The number of foreign children adopted by Americans has dropped for the third year in a row, a consequence of tougher policies in the two countries — China and Russia — that over the past decade have provided the most children to U.S. families.
Figures for the 2007 fiscal year, provided by the State Department on Friday, showed that adoptions from abroad have fallen to 19,411, down about 15 percent in just the past two years.
It's a dramatic change. The number of foreign adoptions had more than tripled since the early 1990s, reaching a peak of 22,884 in 2004 before dipping slightly in 2005, then falling to 20,679 in 2006.
"A drop in international adoptions is sad for children," said Thomas Atwood, president of the National Council for Adoption. "National boundaries and national pride shouldn't get in the way of children having families."
Adoptions from China, the No. 1 source country since 2000, fell to 5,453. That's down by 1,040 from last year and well off the peak of 7,906 in 2005. Two main factors lie behind this: an increase in domestic adoptions as China prospers and tighter restrictions on foreign adoptions that give priority to stable married couples between 30 and 50 and exclude single people, the obese and others with financial or health problems.
One consequence, adoption agencies say, is that the waiting time to complete an adoption from China has more than doubled to 24 months or more.
Adoptions from Russia also dropped sharply over the past year _ from 3,706 to 2,310. Russian authorities suspended the operations of all foreign adoption agencies for several months earlier this year and have been reaccrediting them only gradually. Like China, Russia has been trying to boost the number of domestic adoptions.
U.S. adoptions from South Korea and Haiti also declined significantly, although the overall drop was partially offset by large increases in adoptions from Guatemala (up from 4,135 to 4,728), Ethiopia (732 to 1,255) and Vietnam (163 to 626).
Tom DeFilipo, president of the Joint Council on International Children's Services, said adoptions from Guatemala could decline over the coming year as its government — under intense international pressure — tries to impose tough new regulations on an adoption industry that was widely viewed as susceptible to fraud and extortion.

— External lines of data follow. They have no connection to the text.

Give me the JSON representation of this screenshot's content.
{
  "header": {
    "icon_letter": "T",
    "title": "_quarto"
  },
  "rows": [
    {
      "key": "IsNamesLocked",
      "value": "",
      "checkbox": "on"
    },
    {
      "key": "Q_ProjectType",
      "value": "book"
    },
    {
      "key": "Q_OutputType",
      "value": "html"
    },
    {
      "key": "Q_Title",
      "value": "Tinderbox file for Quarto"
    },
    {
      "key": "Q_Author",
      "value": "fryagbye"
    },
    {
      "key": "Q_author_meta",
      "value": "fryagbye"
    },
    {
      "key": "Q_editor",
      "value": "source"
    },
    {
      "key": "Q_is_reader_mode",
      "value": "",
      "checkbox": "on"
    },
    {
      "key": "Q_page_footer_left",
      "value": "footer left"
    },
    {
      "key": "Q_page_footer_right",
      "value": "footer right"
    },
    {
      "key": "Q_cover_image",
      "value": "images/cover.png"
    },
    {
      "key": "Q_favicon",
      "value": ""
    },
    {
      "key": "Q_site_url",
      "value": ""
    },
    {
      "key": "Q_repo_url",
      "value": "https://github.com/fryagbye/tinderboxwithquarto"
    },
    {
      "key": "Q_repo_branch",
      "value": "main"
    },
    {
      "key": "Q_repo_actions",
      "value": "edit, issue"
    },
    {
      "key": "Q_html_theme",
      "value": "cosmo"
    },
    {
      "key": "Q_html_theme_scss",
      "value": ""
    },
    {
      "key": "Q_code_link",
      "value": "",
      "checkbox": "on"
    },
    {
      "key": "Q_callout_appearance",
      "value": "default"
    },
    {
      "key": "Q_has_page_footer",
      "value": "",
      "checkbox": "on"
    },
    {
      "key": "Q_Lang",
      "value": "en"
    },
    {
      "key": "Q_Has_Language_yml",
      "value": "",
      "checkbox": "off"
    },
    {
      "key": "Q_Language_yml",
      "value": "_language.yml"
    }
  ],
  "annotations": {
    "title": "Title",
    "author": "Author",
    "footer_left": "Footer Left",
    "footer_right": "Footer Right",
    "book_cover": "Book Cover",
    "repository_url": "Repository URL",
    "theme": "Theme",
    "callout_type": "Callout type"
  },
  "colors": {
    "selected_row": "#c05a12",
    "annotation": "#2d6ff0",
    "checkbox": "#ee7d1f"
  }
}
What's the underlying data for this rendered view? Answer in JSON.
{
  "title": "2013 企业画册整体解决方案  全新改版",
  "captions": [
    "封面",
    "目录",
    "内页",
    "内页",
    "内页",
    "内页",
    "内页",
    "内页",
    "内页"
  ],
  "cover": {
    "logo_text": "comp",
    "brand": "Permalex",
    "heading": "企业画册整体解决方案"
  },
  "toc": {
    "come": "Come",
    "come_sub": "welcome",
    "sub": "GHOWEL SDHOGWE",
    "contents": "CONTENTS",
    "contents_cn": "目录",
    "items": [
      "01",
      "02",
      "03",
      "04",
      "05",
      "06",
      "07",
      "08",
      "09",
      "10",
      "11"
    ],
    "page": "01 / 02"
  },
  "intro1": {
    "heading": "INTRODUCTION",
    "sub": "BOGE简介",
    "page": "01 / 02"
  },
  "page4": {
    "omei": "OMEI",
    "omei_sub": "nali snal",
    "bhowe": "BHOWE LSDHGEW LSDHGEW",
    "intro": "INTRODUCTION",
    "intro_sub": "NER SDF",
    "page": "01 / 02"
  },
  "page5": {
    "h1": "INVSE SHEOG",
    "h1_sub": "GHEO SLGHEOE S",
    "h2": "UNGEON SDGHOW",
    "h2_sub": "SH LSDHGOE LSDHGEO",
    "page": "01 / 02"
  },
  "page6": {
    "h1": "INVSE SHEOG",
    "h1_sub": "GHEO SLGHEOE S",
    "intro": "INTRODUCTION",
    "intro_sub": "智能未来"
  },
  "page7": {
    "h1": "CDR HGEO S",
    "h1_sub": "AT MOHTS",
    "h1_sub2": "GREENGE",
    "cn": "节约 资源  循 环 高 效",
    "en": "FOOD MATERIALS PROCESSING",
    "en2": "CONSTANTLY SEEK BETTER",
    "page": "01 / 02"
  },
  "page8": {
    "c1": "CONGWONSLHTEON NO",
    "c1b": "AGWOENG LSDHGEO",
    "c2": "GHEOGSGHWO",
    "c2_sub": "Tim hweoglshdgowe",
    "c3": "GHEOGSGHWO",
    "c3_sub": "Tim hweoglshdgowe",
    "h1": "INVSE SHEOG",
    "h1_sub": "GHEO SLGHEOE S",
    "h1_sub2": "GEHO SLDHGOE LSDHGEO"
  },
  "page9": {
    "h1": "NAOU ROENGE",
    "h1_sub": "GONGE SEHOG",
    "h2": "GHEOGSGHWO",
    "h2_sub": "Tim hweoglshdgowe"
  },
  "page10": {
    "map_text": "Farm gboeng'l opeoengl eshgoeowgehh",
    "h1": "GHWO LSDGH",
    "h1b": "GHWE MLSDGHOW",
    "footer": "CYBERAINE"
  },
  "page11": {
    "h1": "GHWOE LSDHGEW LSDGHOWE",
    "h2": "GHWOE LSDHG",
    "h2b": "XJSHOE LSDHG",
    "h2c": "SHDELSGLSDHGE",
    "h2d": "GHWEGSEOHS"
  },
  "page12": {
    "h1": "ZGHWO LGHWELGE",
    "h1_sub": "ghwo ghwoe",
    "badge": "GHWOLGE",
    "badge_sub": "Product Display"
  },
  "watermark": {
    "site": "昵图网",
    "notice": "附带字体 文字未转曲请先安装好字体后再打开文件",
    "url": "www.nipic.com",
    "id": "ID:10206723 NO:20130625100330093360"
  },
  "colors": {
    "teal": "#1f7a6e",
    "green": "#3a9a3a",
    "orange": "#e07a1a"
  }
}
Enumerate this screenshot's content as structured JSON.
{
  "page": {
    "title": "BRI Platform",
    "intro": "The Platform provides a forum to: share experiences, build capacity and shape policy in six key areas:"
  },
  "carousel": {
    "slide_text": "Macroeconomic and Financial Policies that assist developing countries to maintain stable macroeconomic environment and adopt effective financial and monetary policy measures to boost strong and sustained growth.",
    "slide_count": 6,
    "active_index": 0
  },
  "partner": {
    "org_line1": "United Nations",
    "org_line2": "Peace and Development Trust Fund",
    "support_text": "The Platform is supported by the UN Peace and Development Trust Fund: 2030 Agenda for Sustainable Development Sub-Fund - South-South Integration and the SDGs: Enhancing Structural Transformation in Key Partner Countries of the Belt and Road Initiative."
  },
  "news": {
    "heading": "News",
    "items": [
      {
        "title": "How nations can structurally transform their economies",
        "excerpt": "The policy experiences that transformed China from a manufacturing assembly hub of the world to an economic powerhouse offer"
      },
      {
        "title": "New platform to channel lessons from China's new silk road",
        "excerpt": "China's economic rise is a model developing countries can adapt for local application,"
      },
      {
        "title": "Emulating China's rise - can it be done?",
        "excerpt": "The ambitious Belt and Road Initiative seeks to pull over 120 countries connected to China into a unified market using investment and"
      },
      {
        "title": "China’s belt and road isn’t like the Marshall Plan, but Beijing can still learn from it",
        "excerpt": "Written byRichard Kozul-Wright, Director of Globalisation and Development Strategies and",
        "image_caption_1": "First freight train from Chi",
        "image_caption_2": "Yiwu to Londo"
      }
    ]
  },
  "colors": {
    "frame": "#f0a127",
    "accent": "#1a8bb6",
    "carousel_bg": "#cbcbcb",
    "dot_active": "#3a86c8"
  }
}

Overall, DeFilipo — whose council represents many international adoption agencies — found reason for optimism in the new statistics.
"What you're seeing is fewer countries sending very large numbers of children and a broader range of countries participating," he said. "Over the long term, I think this is a healthy trend."
He mentioned Kenya, Peru and Brazil as countries not now among the major sources of children, but which might increase international adoptions in coming years.
Michele Bond, deputy assistant secretary of state for overseas citizen services, also viewed the new figures positively.
"Interest in intercountry adoption remains very strong," she said in a telephone interview. "People are increasingly well-informed. They're more likely to look at new countries instead of always looking at the same small number of countries."
By contrast, another adoption expert, Harvard law professor Elizabeth Bartholet, depicted the new numbers as "totally depressing."
She said China and Russia reflected a trend in which countries opened themselves up to international adoption, then scaled back. She attributed this in part to UNICEF and other international organizations encouraging countries to care for children within their homeland, even when domestic programs such as foster care might be inadequate.
"UNICEF is a major force," Bartholet said. "They've played a major role in jumping on any country sending large number of kids abroad, identifying it as a problem rather than a good thing."
UNICEF's child protection spokesman, Geoffrey Keele, said the U.N. agency does believe it is preferable to care for orphaned or abandoned children in their own countries if good homes could be found for them.
"The best interests of the child must be the guiding principle," he said. "We don't go about discouraging international adoption. We just want to be sure it's done properly."
Thomas Atwood, of the National Council for Adoption, said there should be no competition between domestic and international adoption. With an estimated 143 million orphans worldwide, he said, there was enough need to go around.
For U.S.-based adoption agencies, the biggest impact has been on those specializing in placing children from China.
The president of one of the largest such groups, Joshua Zhong of Colorado-based Chinese Children Adoption International, said the agency had placed about 620 children this year, down from about 1,200 in 2005, while average waiting times had increased from nine months to two years.
Some clients are so committed to adopting a Chinese child that they are willing to wait, Zhong said. "Others say forget about it."
For the second straight year, no Romanian children were adopted by Americans. The Eastern European country, which provided 1,119 children to U.S. families in 2000, has banned adoptions by foreigners, except for relatives.